Copy, Download, Binder, Share, Delete
Copying will create a new search term report that is a carbon copy of the original. This is a good option if you want to make adjustments to a search term report, but retain the original report and result.
There are two options for downloading information contained in a search term report. To access the download options, click on the download icon in the upper left of the interface.
- The CSV option will download a csv file with reflecting the information in the table
- The PDF option will download the entire search term report
If you have administrator permissions, you will see two options by clicking export: binder and highlights. If you only have view permissions, but not read or edit permissions, you will still be able to export to a binder, but not to highlights.
Exporting to binder allows you to add all search results to one binder. You can select whether you would like to add documents to an existing binder, or create a new binder. Binders are saved as cards on your homepage. If you create a new binder, it will only be accessible to you, by default.
Highlights allows you to export your terms to persistent highlights in Case Settings. Upon export, your report title will become the category for your persistent highlights. All searches that include only content terms will be included as highlights. Any non-content searches will be excluded. This includes searches with metadata terms or with the use of logical operator NOT. If you export a term that is a duplicate, the term will be skipped. If there are no new highlights that will be transferred, you will receive a notification indicating so.
By default, a search term report is private to the creator. To share a search term report, click the share icon. Just like with binders, you can give the recipients of your message varying permission levels:
- View: Recipients can only see the search term report
- Edit: Recipients can also make changes to the search term report (ex. modify the searchable set, add/remove searches)
- Share and Delete: Recipients can share and delete the search term report itself, as well as remove user permissions on the search term report for any user except themselves and the owner
A deeper look into interpreting the search term report
If you are still unsure about how to interpret your search term report results, here are a couple examples to further illustrate how to interpret your search term table:

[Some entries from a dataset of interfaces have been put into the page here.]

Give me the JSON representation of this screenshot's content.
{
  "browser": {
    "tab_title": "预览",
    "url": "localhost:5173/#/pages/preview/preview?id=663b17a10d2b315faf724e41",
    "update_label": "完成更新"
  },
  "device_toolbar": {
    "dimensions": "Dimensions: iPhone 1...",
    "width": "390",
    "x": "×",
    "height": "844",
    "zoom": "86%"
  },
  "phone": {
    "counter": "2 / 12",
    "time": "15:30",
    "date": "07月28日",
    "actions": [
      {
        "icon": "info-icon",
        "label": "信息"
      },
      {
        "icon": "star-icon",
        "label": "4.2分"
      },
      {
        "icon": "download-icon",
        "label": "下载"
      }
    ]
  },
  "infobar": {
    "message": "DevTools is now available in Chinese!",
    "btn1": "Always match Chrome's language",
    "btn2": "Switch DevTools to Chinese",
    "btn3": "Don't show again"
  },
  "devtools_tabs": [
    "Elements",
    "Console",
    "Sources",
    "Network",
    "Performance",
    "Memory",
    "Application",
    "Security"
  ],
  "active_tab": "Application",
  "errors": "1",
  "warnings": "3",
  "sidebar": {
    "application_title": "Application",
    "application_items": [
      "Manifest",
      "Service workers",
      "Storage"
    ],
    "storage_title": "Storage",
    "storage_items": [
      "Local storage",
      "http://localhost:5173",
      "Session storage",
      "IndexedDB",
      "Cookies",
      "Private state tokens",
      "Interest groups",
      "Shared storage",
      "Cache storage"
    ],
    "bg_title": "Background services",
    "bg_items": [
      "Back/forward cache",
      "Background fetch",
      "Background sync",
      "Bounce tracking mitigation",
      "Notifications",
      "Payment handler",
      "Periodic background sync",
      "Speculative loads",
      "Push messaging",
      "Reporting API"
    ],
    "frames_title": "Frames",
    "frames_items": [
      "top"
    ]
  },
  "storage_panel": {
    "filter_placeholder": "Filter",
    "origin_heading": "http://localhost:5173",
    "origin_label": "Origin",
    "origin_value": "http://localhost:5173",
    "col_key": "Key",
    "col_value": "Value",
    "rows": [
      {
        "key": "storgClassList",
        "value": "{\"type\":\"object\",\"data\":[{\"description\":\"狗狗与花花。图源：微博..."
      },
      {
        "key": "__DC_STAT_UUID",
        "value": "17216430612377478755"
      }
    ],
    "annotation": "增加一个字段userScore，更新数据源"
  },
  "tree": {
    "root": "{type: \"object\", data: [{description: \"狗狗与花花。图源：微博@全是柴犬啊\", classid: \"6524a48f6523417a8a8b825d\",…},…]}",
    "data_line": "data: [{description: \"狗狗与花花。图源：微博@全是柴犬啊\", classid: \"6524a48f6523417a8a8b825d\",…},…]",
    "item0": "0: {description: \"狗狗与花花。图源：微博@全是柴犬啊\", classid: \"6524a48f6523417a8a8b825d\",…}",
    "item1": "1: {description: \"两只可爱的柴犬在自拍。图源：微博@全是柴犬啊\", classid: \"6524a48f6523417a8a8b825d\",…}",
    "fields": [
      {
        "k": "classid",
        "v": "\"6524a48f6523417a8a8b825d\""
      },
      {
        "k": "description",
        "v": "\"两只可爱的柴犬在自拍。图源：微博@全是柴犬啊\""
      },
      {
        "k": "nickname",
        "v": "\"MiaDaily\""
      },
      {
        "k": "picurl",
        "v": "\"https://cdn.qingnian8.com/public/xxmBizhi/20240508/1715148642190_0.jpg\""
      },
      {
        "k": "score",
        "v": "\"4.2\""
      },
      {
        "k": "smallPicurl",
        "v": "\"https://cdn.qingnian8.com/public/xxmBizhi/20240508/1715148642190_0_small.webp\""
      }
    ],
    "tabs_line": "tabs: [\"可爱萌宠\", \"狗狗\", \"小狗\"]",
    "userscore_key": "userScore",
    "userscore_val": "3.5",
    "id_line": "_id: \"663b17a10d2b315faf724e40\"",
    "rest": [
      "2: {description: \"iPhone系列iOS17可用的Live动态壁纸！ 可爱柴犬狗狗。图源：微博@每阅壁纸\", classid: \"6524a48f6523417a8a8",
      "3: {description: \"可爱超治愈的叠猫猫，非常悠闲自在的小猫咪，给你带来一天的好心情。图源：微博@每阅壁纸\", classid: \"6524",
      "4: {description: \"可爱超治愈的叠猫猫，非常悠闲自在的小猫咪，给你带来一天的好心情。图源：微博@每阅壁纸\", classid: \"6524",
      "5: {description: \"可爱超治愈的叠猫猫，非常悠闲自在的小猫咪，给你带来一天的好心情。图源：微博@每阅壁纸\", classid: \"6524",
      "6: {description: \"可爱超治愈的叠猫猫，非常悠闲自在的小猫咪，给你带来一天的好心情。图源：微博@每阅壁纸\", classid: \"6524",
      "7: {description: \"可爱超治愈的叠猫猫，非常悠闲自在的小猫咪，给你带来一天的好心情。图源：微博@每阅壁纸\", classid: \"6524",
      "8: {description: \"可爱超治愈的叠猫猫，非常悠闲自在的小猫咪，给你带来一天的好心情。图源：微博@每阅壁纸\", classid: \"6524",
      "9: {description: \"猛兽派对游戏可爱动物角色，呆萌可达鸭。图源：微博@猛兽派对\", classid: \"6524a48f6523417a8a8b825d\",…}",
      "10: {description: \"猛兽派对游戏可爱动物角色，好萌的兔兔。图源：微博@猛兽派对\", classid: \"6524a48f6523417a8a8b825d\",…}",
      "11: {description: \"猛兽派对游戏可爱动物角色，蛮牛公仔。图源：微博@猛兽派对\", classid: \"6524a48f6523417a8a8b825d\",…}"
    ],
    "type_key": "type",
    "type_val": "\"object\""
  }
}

- The "Documents exclusive to term" column: The search "'price fixing'~15" returns 1,615 documents with hits in our searchable set. This means that 1,615 documents in the searchable set had the words "price" and "fixing" within 15 words of each other. However, there were zero "Documents exclusive to term" returned by that search. This means that, of the 1,615 documents that fit the "'price fixing'~15" search criteria, all of them fit the criteria of at least one of the other searches (i.e. "energy", "price*", "california AND (energy OR commission)"). In other words, none of the documents returned by the"'price fixing'~15" search were only returned by that search. Put another way, the "'price fixing'~15" search returned no unique documents relative to the other searches in the search term report.
- The difference between the "documents with hits" and "documents exclusive to term" column: the number of documents that include at least one of the other search terms in your report. For example, the difference between the number of "documents with hits" and "documents exclusive to term" for the "energy" search is 139,802 documents (i.e. 237,345 hits - 97,543 exclusive documents = 139,803). This means that 139,802 of the documents that satisfy the "energy" search criteria also satisfy at least one of the other search criteria in the search term report.